EXERCISE BRIEF:
What lines of the data hold the string "from"? Copy them all.

RECORDS SHOWN:
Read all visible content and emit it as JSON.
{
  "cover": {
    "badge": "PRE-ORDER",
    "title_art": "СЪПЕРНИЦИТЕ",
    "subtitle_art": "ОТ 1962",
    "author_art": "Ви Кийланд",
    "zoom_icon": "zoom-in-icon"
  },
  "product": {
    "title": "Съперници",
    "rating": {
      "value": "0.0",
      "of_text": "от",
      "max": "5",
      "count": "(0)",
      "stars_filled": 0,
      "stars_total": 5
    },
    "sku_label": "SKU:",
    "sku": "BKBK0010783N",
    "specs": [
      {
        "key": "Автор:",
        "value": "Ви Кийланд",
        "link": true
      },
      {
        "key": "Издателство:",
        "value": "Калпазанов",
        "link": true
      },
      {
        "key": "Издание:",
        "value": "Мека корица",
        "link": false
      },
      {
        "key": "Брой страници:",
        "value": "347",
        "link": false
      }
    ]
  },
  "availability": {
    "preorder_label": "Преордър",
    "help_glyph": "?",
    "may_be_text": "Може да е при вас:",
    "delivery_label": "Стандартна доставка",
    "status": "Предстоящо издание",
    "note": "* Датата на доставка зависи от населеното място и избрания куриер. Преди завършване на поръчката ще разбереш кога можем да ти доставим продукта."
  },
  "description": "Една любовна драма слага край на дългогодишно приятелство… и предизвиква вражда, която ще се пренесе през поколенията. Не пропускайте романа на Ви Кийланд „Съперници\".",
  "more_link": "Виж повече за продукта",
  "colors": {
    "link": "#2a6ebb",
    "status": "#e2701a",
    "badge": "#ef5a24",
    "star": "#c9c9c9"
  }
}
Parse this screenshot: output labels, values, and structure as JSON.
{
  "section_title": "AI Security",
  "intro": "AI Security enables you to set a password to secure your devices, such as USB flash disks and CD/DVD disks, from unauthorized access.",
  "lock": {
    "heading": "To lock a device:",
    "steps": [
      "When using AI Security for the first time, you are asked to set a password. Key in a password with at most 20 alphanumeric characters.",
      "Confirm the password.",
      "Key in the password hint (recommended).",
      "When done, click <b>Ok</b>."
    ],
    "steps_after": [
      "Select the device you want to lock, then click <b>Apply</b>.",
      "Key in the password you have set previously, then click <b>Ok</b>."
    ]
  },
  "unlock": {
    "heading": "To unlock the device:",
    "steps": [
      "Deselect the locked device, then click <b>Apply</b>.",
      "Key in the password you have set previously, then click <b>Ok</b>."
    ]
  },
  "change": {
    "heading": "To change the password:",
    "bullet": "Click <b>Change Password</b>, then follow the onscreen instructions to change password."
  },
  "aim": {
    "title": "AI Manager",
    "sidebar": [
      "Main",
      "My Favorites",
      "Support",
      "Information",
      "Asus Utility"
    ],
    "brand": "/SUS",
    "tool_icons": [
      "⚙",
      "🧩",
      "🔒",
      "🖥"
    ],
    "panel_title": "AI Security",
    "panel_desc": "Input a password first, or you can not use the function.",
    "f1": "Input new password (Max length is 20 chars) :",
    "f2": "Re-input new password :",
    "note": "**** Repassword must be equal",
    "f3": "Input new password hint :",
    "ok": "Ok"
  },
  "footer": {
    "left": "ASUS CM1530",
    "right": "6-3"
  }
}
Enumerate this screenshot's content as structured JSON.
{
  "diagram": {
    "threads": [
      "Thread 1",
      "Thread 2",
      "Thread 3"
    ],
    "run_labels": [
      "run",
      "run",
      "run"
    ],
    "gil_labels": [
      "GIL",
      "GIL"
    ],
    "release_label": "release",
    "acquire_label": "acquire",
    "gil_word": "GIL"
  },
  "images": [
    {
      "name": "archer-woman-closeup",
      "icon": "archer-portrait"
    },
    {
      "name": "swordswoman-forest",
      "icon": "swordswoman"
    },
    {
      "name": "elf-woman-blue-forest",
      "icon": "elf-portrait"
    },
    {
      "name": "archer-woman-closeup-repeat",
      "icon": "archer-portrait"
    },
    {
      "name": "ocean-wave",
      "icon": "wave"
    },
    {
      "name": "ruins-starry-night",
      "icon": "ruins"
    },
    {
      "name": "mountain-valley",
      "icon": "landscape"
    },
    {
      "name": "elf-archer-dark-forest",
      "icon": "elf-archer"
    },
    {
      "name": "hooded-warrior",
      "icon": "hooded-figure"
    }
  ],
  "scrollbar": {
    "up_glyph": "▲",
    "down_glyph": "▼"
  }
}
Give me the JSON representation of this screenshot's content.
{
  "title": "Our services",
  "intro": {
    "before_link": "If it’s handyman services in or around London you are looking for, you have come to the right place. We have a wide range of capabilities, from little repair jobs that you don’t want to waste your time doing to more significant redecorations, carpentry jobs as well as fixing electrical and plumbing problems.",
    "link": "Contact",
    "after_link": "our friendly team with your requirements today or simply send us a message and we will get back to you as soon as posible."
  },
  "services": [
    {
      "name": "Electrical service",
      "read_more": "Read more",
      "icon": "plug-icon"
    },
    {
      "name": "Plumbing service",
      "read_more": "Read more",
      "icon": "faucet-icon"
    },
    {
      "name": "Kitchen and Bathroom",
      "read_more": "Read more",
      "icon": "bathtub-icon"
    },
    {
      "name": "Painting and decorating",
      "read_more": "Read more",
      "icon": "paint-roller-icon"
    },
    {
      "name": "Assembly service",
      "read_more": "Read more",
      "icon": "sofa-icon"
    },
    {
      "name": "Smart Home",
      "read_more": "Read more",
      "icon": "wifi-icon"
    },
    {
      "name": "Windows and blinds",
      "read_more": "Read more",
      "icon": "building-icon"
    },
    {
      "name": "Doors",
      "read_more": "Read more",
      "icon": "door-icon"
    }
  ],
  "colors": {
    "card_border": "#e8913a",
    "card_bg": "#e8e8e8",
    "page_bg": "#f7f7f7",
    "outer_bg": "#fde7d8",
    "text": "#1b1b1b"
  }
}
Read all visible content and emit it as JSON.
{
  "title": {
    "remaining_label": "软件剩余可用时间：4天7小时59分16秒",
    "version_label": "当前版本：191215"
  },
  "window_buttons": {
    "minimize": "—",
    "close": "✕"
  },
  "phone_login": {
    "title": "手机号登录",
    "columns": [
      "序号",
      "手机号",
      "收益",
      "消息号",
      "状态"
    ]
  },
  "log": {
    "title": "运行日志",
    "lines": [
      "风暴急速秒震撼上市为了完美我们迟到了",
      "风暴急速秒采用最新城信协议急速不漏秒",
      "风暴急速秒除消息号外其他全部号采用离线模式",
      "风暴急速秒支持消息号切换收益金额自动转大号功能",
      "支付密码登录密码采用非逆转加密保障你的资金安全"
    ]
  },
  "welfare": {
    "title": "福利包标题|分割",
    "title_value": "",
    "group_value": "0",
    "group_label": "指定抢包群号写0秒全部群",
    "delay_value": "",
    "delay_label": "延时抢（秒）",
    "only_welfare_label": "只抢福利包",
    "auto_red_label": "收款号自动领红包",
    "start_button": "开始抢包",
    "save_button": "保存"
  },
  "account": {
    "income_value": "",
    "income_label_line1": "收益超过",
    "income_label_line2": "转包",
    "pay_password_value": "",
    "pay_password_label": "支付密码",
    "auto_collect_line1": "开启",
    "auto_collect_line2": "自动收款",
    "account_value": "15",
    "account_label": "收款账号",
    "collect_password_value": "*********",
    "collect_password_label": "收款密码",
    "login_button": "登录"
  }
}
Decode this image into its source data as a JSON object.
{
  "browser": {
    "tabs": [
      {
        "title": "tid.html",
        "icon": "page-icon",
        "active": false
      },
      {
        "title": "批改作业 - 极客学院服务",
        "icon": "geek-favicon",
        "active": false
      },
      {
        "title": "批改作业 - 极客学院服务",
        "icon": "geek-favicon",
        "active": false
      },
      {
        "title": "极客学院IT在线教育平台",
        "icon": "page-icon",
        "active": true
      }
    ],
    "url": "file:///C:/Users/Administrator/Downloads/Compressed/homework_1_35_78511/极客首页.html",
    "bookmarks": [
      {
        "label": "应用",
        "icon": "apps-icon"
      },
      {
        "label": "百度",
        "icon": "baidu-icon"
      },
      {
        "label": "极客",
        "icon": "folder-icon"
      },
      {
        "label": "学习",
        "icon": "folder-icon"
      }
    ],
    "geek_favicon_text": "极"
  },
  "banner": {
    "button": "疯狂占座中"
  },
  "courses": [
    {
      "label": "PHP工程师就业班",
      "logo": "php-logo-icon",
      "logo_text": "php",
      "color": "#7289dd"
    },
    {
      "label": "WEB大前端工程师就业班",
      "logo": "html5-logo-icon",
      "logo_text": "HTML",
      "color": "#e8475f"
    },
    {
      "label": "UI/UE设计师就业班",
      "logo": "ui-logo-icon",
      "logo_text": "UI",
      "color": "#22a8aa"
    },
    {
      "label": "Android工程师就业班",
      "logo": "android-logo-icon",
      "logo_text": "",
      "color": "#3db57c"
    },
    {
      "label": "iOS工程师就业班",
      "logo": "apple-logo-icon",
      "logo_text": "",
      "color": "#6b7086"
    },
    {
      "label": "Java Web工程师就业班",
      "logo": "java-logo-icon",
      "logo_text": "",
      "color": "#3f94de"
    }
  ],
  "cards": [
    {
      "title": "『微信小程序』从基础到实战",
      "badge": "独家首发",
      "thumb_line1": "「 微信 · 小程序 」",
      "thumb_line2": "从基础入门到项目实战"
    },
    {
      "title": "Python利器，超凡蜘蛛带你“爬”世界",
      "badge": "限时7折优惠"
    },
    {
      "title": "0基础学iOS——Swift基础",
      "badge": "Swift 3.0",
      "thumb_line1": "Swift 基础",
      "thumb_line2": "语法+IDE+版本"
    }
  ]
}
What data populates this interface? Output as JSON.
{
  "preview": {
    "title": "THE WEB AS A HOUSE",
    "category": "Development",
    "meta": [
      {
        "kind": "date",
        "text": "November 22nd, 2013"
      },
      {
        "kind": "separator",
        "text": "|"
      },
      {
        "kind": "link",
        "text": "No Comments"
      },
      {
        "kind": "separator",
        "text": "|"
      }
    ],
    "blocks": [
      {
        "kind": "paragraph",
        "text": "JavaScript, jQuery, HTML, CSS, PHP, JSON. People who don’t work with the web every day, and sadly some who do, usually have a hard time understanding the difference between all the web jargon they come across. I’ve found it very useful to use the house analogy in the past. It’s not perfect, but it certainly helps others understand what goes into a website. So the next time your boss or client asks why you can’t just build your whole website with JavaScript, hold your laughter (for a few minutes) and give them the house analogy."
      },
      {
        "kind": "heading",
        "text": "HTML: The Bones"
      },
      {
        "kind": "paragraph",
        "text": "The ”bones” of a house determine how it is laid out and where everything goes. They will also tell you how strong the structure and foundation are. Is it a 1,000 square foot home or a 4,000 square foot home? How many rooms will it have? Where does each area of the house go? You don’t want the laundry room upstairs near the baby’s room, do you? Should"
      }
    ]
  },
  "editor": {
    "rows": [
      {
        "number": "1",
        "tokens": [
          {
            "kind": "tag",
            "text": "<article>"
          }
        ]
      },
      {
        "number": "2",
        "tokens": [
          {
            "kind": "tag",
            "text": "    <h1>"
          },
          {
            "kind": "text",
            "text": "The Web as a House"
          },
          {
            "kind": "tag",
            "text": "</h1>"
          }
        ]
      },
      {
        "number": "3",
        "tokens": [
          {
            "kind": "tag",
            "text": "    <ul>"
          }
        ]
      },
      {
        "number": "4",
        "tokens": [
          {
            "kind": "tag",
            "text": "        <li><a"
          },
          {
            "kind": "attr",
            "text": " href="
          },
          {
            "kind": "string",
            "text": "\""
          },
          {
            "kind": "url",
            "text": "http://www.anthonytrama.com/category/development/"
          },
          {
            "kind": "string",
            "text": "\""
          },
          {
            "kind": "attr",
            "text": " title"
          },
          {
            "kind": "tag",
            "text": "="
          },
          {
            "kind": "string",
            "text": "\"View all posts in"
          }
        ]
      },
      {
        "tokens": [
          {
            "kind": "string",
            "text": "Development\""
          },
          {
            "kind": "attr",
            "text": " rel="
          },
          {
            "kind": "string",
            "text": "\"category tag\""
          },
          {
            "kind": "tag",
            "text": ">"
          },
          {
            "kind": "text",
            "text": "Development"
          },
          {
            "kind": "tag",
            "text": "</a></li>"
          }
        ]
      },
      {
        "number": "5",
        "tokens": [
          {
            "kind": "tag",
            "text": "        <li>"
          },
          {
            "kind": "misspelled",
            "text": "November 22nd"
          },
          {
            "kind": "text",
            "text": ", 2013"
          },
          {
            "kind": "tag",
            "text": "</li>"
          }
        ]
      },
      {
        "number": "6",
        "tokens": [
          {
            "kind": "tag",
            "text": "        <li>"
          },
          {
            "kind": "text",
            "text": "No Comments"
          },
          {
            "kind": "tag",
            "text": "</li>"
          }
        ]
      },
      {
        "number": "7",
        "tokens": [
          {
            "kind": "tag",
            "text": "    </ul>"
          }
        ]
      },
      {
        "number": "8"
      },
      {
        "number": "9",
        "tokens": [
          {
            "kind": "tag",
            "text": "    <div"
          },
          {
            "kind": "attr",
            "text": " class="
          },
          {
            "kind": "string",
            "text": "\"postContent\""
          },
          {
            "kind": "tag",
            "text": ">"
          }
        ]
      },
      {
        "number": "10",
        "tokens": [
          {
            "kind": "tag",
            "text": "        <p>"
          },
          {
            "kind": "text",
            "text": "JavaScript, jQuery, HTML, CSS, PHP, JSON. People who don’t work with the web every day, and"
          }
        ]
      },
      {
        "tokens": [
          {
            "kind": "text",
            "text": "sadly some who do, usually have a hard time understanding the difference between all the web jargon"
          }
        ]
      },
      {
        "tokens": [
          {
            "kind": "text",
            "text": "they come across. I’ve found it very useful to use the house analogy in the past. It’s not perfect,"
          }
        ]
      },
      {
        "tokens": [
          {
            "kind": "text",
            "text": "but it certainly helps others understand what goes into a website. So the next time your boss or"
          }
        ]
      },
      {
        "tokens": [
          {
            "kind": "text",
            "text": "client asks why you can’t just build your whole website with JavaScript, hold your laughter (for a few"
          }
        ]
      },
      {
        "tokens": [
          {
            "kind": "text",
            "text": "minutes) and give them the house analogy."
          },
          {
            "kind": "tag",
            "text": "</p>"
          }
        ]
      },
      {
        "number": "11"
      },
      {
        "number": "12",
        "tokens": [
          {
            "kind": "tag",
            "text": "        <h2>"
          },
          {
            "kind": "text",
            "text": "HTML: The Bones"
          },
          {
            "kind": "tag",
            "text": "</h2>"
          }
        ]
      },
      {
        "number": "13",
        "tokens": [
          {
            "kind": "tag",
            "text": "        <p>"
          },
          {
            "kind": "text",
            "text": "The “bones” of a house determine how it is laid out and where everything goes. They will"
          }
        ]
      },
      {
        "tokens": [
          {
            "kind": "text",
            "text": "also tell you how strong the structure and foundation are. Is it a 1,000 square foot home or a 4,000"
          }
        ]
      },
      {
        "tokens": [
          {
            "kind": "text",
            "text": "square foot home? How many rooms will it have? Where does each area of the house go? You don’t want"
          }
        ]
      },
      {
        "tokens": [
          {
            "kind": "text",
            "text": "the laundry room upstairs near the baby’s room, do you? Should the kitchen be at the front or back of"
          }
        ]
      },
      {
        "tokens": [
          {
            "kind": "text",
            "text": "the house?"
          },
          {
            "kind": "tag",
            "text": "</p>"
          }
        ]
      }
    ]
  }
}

YOUR RESPONSE:
  "intro": "AI Security enables you to set a password to secure your devices, such as USB flash disks and CD/DVD disks, from unauthorized access.",
    "before_link": "If it’s handyman services in or around London you are looking for, you have come to the right place. We have a wide range of capabilities, from little repair jobs that you don’t want to waste your time doing to more significant redecorations, carpentry jobs as well as fixing electrical and plumbing problems.",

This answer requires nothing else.